• _What you should do_:
Gather all lines in the entries below that include the word "JSON".

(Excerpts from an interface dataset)
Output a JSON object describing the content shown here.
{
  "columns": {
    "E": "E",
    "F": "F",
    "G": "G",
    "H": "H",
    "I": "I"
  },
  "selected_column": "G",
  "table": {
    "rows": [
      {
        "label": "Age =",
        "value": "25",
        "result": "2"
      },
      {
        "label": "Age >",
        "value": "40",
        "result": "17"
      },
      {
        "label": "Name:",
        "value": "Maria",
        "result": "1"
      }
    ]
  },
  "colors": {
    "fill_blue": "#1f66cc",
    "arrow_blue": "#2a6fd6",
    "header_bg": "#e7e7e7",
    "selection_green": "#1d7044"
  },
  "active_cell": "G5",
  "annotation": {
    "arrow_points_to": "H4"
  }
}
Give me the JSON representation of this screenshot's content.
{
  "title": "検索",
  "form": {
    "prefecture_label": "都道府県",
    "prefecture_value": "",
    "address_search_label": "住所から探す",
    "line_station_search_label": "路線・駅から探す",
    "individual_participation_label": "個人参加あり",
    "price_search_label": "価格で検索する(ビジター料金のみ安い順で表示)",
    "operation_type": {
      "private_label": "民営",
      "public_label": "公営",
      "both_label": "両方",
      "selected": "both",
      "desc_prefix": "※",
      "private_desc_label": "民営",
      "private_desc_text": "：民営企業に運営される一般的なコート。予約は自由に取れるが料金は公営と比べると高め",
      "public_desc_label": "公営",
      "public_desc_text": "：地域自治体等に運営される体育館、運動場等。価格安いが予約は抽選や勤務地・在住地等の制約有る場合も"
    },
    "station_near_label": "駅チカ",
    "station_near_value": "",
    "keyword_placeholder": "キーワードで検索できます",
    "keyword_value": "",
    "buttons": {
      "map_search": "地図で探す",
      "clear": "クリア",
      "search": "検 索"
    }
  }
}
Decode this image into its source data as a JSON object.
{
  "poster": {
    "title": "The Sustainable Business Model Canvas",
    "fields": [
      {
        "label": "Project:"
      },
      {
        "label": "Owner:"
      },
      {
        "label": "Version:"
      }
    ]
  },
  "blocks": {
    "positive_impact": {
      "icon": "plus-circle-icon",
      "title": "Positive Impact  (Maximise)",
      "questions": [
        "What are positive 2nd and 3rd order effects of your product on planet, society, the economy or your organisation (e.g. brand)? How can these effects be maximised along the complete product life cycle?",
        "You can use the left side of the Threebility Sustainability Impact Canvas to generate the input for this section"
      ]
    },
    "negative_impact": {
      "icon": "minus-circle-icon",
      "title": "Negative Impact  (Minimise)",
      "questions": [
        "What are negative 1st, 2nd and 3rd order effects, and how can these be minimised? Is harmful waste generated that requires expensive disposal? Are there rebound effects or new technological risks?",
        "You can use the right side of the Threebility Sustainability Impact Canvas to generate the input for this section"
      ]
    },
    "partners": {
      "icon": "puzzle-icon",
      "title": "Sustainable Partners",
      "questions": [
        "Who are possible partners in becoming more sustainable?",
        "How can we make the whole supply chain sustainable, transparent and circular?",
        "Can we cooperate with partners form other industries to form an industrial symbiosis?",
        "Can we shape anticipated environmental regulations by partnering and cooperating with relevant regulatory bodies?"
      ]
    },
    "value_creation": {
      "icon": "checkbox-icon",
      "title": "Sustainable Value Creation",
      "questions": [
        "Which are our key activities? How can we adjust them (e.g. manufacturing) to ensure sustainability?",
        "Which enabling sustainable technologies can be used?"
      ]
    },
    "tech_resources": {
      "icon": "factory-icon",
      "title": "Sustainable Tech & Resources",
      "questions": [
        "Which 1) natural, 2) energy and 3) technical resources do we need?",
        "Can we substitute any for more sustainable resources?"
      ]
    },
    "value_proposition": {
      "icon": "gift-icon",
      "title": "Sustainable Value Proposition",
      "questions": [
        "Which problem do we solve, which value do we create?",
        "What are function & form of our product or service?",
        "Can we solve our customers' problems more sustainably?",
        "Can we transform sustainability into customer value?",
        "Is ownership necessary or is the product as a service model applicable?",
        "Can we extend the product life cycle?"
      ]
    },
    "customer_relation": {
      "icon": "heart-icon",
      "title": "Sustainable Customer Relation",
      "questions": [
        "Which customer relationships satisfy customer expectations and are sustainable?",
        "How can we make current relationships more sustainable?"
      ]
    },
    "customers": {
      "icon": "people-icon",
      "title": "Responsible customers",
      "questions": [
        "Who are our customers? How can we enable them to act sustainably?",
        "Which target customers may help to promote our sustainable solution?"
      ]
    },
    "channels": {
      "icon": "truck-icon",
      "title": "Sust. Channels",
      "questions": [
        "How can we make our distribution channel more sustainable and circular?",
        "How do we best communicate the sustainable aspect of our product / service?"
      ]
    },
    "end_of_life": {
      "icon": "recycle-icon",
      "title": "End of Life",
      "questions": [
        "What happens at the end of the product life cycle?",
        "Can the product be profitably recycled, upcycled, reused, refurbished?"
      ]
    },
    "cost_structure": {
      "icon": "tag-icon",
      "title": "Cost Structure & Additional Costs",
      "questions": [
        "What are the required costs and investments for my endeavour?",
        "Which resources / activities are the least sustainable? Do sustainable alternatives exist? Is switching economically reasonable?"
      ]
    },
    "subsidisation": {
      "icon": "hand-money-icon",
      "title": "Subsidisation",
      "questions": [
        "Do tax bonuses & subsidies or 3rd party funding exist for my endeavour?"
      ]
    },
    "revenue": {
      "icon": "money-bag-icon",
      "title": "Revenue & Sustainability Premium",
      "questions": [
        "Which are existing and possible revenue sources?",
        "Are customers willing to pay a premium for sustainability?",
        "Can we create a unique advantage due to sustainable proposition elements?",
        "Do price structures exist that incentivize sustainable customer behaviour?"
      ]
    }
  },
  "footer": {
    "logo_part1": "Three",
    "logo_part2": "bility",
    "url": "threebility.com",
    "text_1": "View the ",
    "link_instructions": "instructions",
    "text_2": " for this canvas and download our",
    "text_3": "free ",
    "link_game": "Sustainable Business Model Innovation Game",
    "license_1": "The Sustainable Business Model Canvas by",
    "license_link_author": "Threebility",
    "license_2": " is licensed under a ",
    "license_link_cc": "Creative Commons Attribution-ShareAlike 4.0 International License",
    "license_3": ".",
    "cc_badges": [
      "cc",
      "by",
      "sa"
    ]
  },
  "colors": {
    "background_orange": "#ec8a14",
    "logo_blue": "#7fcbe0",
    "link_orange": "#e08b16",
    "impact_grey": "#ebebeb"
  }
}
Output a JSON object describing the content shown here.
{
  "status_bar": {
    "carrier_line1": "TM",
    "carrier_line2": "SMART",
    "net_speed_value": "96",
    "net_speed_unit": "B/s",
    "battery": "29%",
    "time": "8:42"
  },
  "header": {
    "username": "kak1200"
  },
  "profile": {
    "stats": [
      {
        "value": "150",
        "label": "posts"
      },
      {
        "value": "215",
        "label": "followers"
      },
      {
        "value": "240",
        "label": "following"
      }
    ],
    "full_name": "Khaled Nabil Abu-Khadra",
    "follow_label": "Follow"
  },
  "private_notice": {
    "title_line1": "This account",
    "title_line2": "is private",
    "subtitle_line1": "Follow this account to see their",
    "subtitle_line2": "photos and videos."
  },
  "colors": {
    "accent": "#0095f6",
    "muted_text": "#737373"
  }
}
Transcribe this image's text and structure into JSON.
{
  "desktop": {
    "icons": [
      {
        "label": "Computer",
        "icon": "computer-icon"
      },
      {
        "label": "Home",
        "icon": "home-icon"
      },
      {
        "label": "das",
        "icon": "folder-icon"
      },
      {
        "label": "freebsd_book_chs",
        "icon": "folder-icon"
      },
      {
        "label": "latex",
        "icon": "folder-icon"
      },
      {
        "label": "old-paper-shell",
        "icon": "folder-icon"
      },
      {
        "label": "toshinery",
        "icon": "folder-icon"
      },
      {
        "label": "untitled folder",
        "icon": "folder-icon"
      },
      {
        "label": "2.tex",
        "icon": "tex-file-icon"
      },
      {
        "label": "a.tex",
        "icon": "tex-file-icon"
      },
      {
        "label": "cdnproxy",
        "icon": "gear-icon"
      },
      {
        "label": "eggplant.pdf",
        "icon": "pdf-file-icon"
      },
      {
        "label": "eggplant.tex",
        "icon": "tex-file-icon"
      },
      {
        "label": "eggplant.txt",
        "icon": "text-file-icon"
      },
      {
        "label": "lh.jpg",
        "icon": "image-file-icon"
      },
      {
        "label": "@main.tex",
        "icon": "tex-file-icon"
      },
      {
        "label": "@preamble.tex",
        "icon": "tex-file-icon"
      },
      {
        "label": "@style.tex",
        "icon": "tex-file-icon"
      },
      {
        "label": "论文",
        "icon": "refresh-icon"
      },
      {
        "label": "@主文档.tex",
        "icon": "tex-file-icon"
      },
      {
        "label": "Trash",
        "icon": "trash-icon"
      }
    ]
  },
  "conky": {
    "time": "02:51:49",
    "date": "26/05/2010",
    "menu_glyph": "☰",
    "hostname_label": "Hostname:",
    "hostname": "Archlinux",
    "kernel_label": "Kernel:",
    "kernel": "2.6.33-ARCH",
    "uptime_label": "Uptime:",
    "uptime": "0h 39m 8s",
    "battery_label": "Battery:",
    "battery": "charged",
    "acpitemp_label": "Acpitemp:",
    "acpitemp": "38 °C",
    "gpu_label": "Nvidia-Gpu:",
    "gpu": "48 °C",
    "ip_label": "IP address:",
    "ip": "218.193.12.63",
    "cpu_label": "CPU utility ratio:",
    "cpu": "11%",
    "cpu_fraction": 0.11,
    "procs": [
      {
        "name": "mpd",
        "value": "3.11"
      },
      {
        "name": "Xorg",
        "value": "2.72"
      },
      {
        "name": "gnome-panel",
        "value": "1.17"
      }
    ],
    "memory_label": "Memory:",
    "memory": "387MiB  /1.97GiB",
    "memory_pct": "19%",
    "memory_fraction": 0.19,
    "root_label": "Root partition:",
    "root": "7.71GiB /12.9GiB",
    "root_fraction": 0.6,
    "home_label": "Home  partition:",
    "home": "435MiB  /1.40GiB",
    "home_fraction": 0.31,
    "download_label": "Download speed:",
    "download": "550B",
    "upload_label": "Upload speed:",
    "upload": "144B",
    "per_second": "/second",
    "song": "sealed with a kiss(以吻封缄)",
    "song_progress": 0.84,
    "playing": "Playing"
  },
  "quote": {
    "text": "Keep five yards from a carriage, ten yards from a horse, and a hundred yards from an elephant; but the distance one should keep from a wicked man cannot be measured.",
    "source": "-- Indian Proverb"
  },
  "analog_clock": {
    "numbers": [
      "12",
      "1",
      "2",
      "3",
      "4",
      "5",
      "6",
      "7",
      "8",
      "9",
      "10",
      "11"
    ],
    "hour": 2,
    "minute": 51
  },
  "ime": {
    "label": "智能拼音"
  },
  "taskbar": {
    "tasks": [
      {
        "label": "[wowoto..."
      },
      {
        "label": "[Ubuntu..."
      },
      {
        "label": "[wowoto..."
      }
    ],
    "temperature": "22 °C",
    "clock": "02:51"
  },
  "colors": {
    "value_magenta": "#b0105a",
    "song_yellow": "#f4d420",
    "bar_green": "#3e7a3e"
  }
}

• _Task solution_:
Output a JSON object describing the content shown here.
Give me the JSON representation of this screenshot's content.
Decode this image into its source data as a JSON object.
Output a JSON object describing the content shown here.
Transcribe this image's text and structure into JSON.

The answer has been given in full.